Records shown:

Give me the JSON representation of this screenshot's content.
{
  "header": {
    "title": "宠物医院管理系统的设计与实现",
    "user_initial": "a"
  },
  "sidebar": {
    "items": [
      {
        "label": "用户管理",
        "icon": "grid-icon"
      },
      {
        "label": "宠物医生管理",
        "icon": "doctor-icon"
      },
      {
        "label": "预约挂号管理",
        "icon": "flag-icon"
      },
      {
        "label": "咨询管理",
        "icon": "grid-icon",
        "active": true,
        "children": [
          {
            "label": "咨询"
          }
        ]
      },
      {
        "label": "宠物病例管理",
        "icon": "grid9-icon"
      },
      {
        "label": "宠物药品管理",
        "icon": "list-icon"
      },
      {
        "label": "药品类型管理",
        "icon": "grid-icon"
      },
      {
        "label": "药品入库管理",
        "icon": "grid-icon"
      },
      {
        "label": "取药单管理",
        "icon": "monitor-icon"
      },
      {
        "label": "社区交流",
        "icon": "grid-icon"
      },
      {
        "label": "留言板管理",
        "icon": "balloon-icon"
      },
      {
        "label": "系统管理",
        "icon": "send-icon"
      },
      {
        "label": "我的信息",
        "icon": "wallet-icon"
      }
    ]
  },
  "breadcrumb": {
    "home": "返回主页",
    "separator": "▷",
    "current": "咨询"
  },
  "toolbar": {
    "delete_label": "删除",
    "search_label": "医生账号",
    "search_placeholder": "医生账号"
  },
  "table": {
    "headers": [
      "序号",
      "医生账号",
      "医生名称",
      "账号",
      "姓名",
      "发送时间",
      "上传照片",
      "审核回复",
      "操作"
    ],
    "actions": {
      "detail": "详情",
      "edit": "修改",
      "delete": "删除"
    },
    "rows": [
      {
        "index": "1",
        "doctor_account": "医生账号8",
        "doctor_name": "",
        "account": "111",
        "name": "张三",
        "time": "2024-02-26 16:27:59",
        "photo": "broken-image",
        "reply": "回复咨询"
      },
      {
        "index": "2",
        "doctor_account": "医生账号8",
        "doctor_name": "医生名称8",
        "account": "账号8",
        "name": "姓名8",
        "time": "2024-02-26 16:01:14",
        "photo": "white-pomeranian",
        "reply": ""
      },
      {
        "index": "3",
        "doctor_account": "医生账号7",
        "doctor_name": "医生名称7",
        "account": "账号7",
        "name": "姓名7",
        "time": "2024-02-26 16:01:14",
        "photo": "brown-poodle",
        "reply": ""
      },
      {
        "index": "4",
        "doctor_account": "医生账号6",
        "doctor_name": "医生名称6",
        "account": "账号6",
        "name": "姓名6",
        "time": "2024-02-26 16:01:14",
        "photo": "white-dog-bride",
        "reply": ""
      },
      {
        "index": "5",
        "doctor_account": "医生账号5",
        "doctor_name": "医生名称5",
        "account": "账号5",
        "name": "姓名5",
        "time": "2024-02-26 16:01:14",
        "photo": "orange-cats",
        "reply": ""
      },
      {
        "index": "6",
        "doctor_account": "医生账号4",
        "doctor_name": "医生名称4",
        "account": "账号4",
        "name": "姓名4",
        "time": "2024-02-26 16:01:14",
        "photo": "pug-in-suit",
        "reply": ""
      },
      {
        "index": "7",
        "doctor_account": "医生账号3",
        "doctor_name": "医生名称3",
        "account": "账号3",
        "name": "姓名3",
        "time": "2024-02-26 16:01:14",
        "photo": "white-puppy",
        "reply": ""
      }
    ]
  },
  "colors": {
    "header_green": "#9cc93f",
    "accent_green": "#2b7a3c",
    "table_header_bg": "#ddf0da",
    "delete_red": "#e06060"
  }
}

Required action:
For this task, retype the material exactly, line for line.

Output for this task:
Give me the JSON representation of this screenshot's content.
{
  "header": {
    "title": "宠物医院管理系统的设计与实现",
    "user_initial": "a"
  },
  "sidebar": {
    "items": [
      {
        "label": "用户管理",
        "icon": "grid-icon"
      },
      {
        "label": "宠物医生管理",
        "icon": "doctor-icon"
      },
      {
        "label": "预约挂号管理",
        "icon": "flag-icon"
      },
      {
        "label": "咨询管理",
        "icon": "grid-icon",
        "active": true,
        "children": [
          {
            "label": "咨询"
          }
        ]
      },
      {
        "label": "宠物病例管理",
        "icon": "grid9-icon"
      },
      {
        "label": "宠物药品管理",
        "icon": "list-icon"
      },
      {
        "label": "药品类型管理",
        "icon": "grid-icon"
      },
      {
        "label": "药品入库管理",
        "icon": "grid-icon"
      },
      {
        "label": "取药单管理",
        "icon": "monitor-icon"
      },
      {
        "label": "社区交流",
        "icon": "grid-icon"
      },
      {
        "label": "留言板管理",
        "icon": "balloon-icon"
      },
      {
        "label": "系统管理",
        "icon": "send-icon"
      },
      {
        "label": "我的信息",
        "icon": "wallet-icon"
      }
    ]
  },
  "breadcrumb": {
    "home": "返回主页",
    "separator": "▷",
    "current": "咨询"
  },
  "toolbar": {
    "delete_label": "删除",
    "search_label": "医生账号",
    "search_placeholder": "医生账号"
  },
  "table": {
    "headers": [
      "序号",
      "医生账号",
      "医生名称",
      "账号",
      "姓名",
      "发送时间",
      "上传照片",
      "审核回复",
      "操作"
    ],
    "actions": {
      "detail": "详情",
      "edit": "修改",
      "delete": "删除"
    },
    "rows": [
      {
        "index": "1",
        "doctor_account": "医生账号8",
        "doctor_name": "",
        "account": "111",
        "name": "张三",
        "time": "2024-02-26 16:27:59",
        "photo": "broken-image",
        "reply": "回复咨询"
      },
      {
        "index": "2",
        "doctor_account": "医生账号8",
        "doctor_name": "医生名称8",
        "account": "账号8",
        "name": "姓名8",
        "time": "2024-02-26 16:01:14",
        "photo": "white-pomeranian",
        "reply": ""
      },
      {
        "index": "3",
        "doctor_account": "医生账号7",
        "doctor_name": "医生名称7",
        "account": "账号7",
        "name": "姓名7",
        "time": "2024-02-26 16:01:14",
        "photo": "brown-poodle",
        "reply": ""
      },
      {
        "index": "4",
        "doctor_account": "医生账号6",
        "doctor_name": "医生名称6",
        "account": "账号6",
        "name": "姓名6",
        "time": "2024-02-26 16:01:14",
        "photo": "white-dog-bride",
        "reply": ""
      },
      {
        "index": "5",
        "doctor_account": "医生账号5",
        "doctor_name": "医生名称5",
        "account": "账号5",
        "name": "姓名5",
        "time": "2024-02-26 16:01:14",
        "photo": "orange-cats",
        "reply": ""
      },
      {
        "index": "6",
        "doctor_account": "医生账号4",
        "doctor_name": "医生名称4",
        "account": "账号4",
        "name": "姓名4",
        "time": "2024-02-26 16:01:14",
        "photo": "pug-in-suit",
        "reply": ""
      },
      {
        "index": "7",
        "doctor_account": "医生账号3",
        "doctor_name": "医生名称3",
        "account": "账号3",
        "name": "姓名3",
        "time": "2024-02-26 16:01:14",
        "photo": "white-puppy",
        "reply": ""
      }
    ]
  },
  "colors": {
    "header_green": "#9cc93f",
    "accent_green": "#2b7a3c",
    "table_header_bg": "#ddf0da",
    "delete_red": "#e06060"
  }
}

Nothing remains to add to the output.